** Work to be completed **
An exact copy of all the data below is needed, without its pictures.

** Information given **

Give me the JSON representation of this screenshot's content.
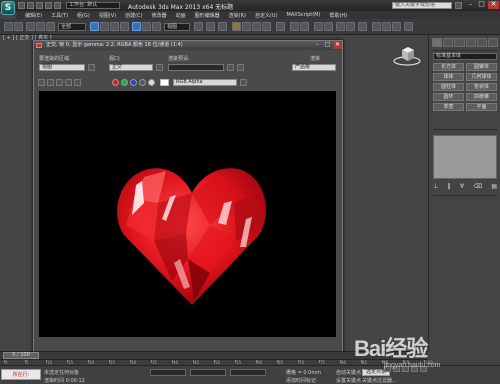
{
  "window": {
    "title": "Autodesk 3ds Max  2013 x64   无标题",
    "app_logo": "S",
    "workspace_combo": "工作台: 默认",
    "search_placeholder": "键入关键字或短语",
    "min": "–",
    "max": "□",
    "close": "✕"
  },
  "menu": [
    "编辑(E)",
    "工具(T)",
    "组(G)",
    "视图(V)",
    "创建(C)",
    "修改器",
    "动画",
    "图形编辑器",
    "渲染(R)",
    "自定义(U)",
    "MAXScript(M)",
    "帮助(H)"
  ],
  "toolbar": {
    "selection_combo": "全部",
    "view_combo": "视图"
  },
  "viewport": {
    "label": "[ + ] [ 正交 ] [ 真实 ]"
  },
  "command_panel": {
    "object_type_combo": "标准基本体",
    "buttons": [
      "长方体",
      "圆锥体",
      "球体",
      "几何球体",
      "圆柱体",
      "管状体",
      "圆环",
      "四棱锥",
      "茶壶",
      "平面"
    ]
  },
  "render_frame": {
    "title": "正交, 帧 0, 显示 gamma: 2.2, RGBA 颜色 16 位/通道 (1:4)",
    "area_label": "要渲染的区域:",
    "area_value": "视图",
    "viewport_label": "视口:",
    "viewport_value": "正交",
    "preset_label": "渲染预设:",
    "preset_value": "",
    "render_label": "渲染",
    "render_value": "产品级",
    "channel_value": "RGB Alpha",
    "close": "✕",
    "min": "–",
    "max": "□"
  },
  "timeline": {
    "frame_counter": "0 / 100",
    "ticks": [
      "0",
      "5",
      "10",
      "15",
      "20",
      "25",
      "30",
      "35",
      "40",
      "45",
      "50",
      "55",
      "60",
      "65",
      "70",
      "75",
      "80",
      "85",
      "90",
      "95",
      "100"
    ]
  },
  "status": {
    "red_label": "所在行:",
    "message1": "未选定任何对象",
    "message2": "渲染时间 0:00:12",
    "grid_text": "栅格 = 0.0mm",
    "auto_key_label": "自动关键点",
    "selected_object": "选定对象",
    "set_key_label": "设置关键点",
    "key_filter_label": "关键点过滤器...",
    "add_time_tag": "添加时间标记"
  },
  "watermark": {
    "brand": "Bai经验",
    "url": "jingyan.baidu.com"
  },
  "colors": {
    "heart": "#e0141c",
    "render_bg": "#000000",
    "close_red": "#b83a30"
  }
}
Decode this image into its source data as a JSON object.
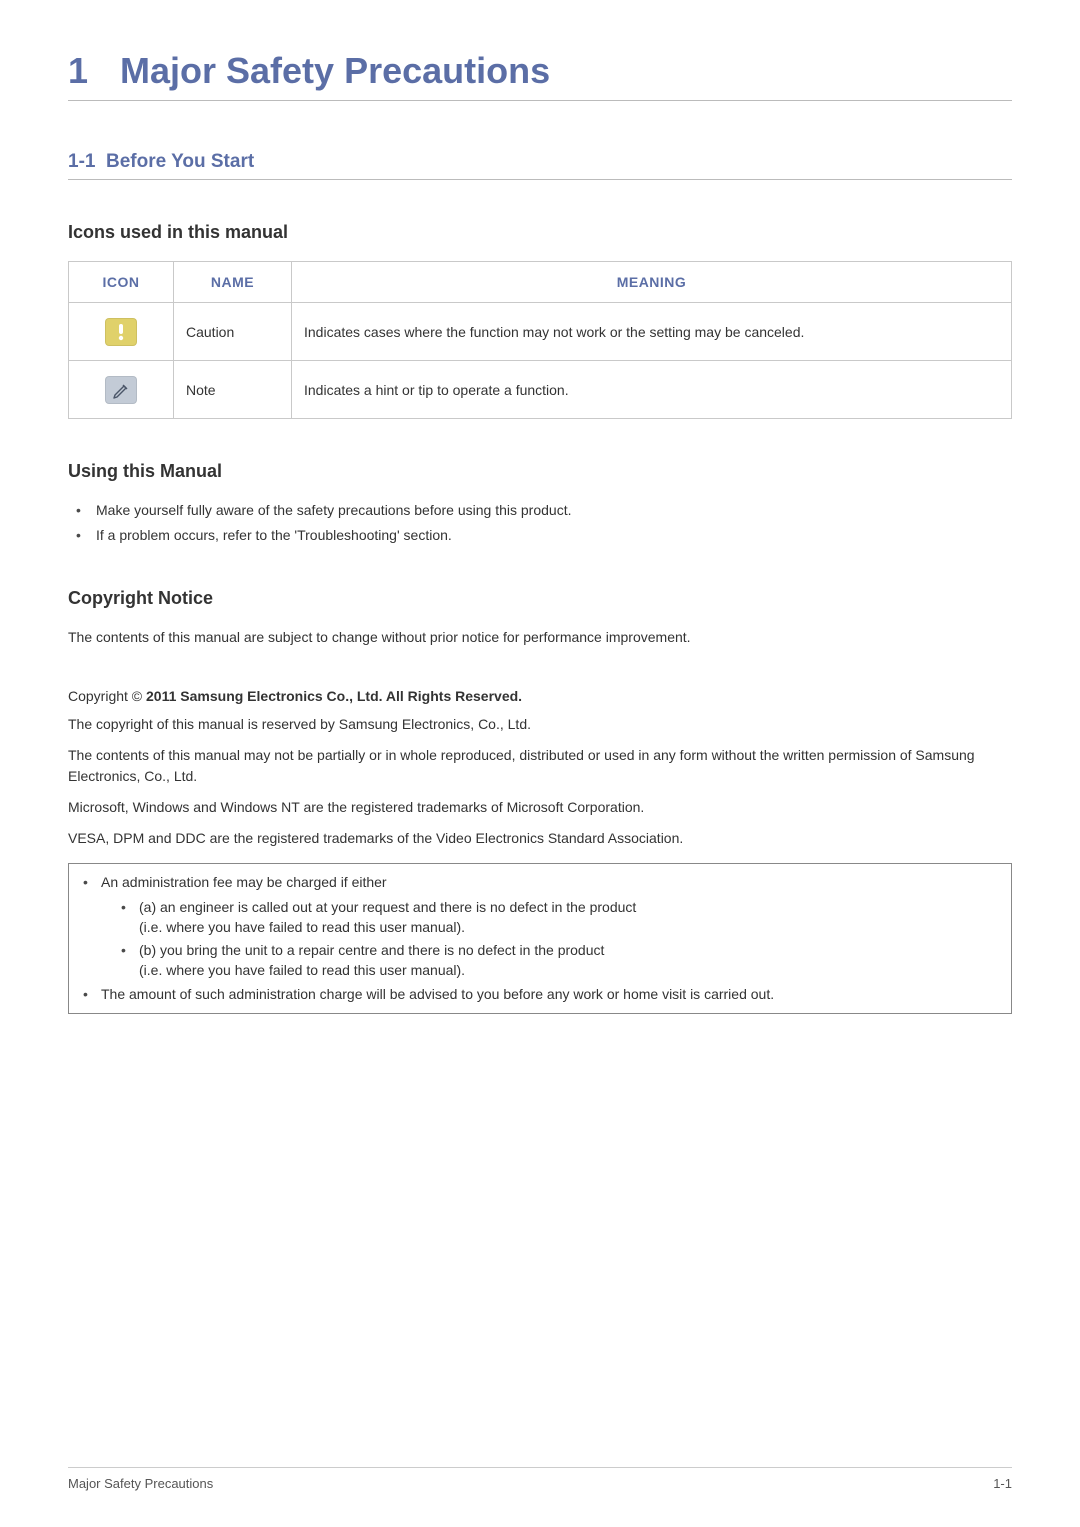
{
  "chapter": {
    "num": "1",
    "title": "Major Safety Precautions"
  },
  "section": {
    "num": "1-1",
    "title": "Before You Start"
  },
  "icons_section_heading": "Icons used in this manual",
  "table": {
    "headers": {
      "icon": "ICON",
      "name": "NAME",
      "meaning": "MEANING"
    },
    "rows": [
      {
        "name": "Caution",
        "meaning": "Indicates cases where the function may not work or the setting may be canceled."
      },
      {
        "name": "Note",
        "meaning": "Indicates a hint or tip to operate a function."
      }
    ]
  },
  "using_heading": "Using this Manual",
  "using_bullets": [
    "Make yourself fully aware of the safety precautions before using this product.",
    "If a problem occurs, refer to the 'Troubleshooting' section."
  ],
  "copyright_heading": "Copyright Notice",
  "copyright_intro": "The contents of this manual are subject to change without prior notice for performance improvement.",
  "copyright_prefix": "Copyright © ",
  "copyright_strong": "2011 Samsung Electronics Co., Ltd. All Rights Reserved.",
  "copyright_paras": [
    "The copyright of this manual is reserved by Samsung Electronics, Co., Ltd.",
    "The contents of this manual may not be partially or in whole reproduced, distributed or used in any form without the written permission of Samsung Electronics, Co., Ltd.",
    "Microsoft, Windows and Windows NT are the registered trademarks of Microsoft Corporation.",
    "VESA, DPM and DDC are the registered trademarks of the Video Electronics Standard Association."
  ],
  "notice": {
    "top1": "An administration fee may be charged if either",
    "sub": [
      {
        "line1": "(a) an engineer is called out at your request and there is no defect in the product",
        "line2": "(i.e. where you have failed to read this user manual)."
      },
      {
        "line1": "(b) you bring the unit to a repair centre and there is no defect in the product",
        "line2": "(i.e. where you have failed to read this user manual)."
      }
    ],
    "top2": "The amount of such administration charge will be advised to you before any work or home visit is carried out."
  },
  "footer": {
    "left": "Major Safety Precautions",
    "right": "1-1"
  }
}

** Result for this exercise **
Give me the JSON representation of this screenshot's content.
{
  "window": {
    "title": "Autodesk 3ds Max  2013 x64   无标题",
    "app_logo": "S",
    "workspace_combo": "工作台: 默认",
    "search_placeholder": "键入关键字或短语",
    "min": "–",
    "max": "□",
    "close": "✕"
  },
  "menu": [
    "编辑(E)",
    "工具(T)",
    "组(G)",
    "视图(V)",
    "创建(C)",
    "修改器",
    "动画",
    "图形编辑器",
    "渲染(R)",
    "自定义(U)",
    "MAXScript(M)",
    "帮助(H)"
  ],
  "toolbar": {
    "selection_combo": "全部",
    "view_combo": "视图"
  },
  "viewport": {
    "label": "[ + ] [ 正交 ] [ 真实 ]"
  },
  "command_panel": {
    "object_type_combo": "标准基本体",
    "buttons": [
      "长方体",
      "圆锥体",
      "球体",
      "几何球体",
      "圆柱体",
      "管状体",
      "圆环",
      "四棱锥",
      "茶壶",
      "平面"
    ]
  },
  "render_frame": {
    "title": "正交, 帧 0, 显示 gamma: 2.2, RGBA 颜色 16 位/通道 (1:4)",
    "area_label": "要渲染的区域:",
    "area_value": "视图",
    "viewport_label": "视口:",
    "viewport_value": "正交",
    "preset_label": "渲染预设:",
    "preset_value": "",
    "render_label": "渲染",
    "render_value": "产品级",
    "channel_value": "RGB Alpha",
    "close": "✕",
    "min": "–",
    "max": "□"
  },
  "timeline": {
    "frame_counter": "0 / 100",
    "ticks": [
      "0",
      "5",
      "10",
      "15",
      "20",
      "25",
      "30",
      "35",
      "40",
      "45",
      "50",
      "55",
      "60",
      "65",
      "70",
      "75",
      "80",
      "85",
      "90",
      "95",
      "100"
    ]
  },
  "status": {
    "red_label": "所在行:",
    "message1": "未选定任何对象",
    "message2": "渲染时间 0:00:12",
    "grid_text": "栅格 = 0.0mm",
    "auto_key_label": "自动关键点",
    "selected_object": "选定对象",
    "set_key_label": "设置关键点",
    "key_filter_label": "关键点过滤器...",
    "add_time_tag": "添加时间标记"
  },
  "watermark": {
    "brand": "Bai经验",
    "url": "jingyan.baidu.com"
  },
  "colors": {
    "heart": "#e0141c",
    "render_bg": "#000000",
    "close_red": "#b83a30"
  }
}
Decode this image into its source data as a JSON object.
{
  "chapter": {
    "num": "1",
    "title": "Major Safety Precautions"
  },
  "section": {
    "num": "1-1",
    "title": "Before You Start"
  },
  "icons_section_heading": "Icons used in this manual",
  "table": {
    "headers": {
      "icon": "ICON",
      "name": "NAME",
      "meaning": "MEANING"
    },
    "rows": [
      {
        "name": "Caution",
        "meaning": "Indicates cases where the function may not work or the setting may be canceled."
      },
      {
        "name": "Note",
        "meaning": "Indicates a hint or tip to operate a function."
      }
    ]
  },
  "using_heading": "Using this Manual",
  "using_bullets": [
    "Make yourself fully aware of the safety precautions before using this product.",
    "If a problem occurs, refer to the 'Troubleshooting' section."
  ],
  "copyright_heading": "Copyright Notice",
  "copyright_intro": "The contents of this manual are subject to change without prior notice for performance improvement.",
  "copyright_prefix": "Copyright © ",
  "copyright_strong": "2011 Samsung Electronics Co., Ltd. All Rights Reserved.",
  "copyright_paras": [
    "The copyright of this manual is reserved by Samsung Electronics, Co., Ltd.",
    "The contents of this manual may not be partially or in whole reproduced, distributed or used in any form without the written permission of Samsung Electronics, Co., Ltd.",
    "Microsoft, Windows and Windows NT are the registered trademarks of Microsoft Corporation.",
    "VESA, DPM and DDC are the registered trademarks of the Video Electronics Standard Association."
  ],
  "notice": {
    "top1": "An administration fee may be charged if either",
    "sub": [
      {
        "line1": "(a) an engineer is called out at your request and there is no defect in the product",
        "line2": "(i.e. where you have failed to read this user manual)."
      },
      {
        "line1": "(b) you bring the unit to a repair centre and there is no defect in the product",
        "line2": "(i.e. where you have failed to read this user manual)."
      }
    ],
    "top2": "The amount of such administration charge will be advised to you before any work or home visit is carried out."
  },
  "footer": {
    "left": "Major Safety Precautions",
    "right": "1-1"
  }
}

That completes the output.